[Component data from apps and pages]
╔══

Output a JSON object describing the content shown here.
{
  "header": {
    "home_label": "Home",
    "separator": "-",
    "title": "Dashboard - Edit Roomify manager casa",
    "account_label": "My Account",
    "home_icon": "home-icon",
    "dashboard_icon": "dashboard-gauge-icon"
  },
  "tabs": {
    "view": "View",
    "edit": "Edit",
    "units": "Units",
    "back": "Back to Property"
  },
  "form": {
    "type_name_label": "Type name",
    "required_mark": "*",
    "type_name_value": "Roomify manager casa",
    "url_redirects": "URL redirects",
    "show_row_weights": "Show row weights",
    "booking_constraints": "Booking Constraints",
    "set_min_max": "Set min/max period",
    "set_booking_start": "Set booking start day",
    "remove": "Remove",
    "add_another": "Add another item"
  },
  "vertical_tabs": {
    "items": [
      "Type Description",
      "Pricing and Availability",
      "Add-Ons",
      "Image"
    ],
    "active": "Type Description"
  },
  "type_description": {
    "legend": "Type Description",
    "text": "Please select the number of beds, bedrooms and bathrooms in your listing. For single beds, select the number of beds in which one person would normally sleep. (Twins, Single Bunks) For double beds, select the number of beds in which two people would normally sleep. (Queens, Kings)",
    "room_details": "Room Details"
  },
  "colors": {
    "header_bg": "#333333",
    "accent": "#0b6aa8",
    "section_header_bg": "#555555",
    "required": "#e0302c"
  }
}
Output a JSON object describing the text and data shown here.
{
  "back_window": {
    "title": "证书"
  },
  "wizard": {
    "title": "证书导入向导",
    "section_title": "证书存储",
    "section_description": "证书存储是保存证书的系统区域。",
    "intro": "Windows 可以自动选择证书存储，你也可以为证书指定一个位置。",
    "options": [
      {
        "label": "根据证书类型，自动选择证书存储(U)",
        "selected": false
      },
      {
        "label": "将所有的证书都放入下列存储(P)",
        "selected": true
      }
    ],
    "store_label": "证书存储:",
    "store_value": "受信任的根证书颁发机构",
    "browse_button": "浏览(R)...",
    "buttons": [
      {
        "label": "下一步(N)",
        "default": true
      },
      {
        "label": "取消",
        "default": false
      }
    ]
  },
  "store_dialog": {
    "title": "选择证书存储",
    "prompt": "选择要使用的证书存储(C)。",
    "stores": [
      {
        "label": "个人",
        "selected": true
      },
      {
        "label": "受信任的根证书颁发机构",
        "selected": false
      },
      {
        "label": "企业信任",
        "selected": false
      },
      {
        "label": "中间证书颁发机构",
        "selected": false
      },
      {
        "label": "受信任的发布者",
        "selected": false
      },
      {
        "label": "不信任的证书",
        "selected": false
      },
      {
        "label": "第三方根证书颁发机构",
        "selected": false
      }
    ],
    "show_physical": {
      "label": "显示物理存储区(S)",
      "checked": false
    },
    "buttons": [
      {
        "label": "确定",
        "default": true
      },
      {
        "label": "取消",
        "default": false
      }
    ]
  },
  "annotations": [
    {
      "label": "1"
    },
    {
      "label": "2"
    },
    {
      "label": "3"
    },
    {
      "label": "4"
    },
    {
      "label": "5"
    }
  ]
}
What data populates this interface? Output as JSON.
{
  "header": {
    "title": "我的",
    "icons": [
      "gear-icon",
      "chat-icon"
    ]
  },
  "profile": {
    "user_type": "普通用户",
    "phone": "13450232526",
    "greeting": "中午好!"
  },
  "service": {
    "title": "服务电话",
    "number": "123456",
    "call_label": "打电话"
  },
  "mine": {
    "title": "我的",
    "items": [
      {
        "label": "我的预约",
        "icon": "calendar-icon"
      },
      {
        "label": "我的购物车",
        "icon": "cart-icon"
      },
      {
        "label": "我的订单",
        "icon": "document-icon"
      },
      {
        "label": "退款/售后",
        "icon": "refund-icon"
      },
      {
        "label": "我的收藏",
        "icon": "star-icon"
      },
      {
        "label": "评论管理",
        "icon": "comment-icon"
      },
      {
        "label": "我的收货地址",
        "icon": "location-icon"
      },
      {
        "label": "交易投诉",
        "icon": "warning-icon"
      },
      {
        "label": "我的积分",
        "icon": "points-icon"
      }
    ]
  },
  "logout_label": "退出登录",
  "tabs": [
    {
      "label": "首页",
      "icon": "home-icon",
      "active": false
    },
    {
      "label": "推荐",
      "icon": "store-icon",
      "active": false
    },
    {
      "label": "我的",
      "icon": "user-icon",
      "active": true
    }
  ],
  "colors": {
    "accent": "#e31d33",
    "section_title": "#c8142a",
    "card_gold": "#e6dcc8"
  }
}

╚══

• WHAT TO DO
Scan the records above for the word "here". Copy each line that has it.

• SOLUTION TO THE EXERCISE
Output a JSON object describing the content shown here.
Output a JSON object describing the text and data shown here.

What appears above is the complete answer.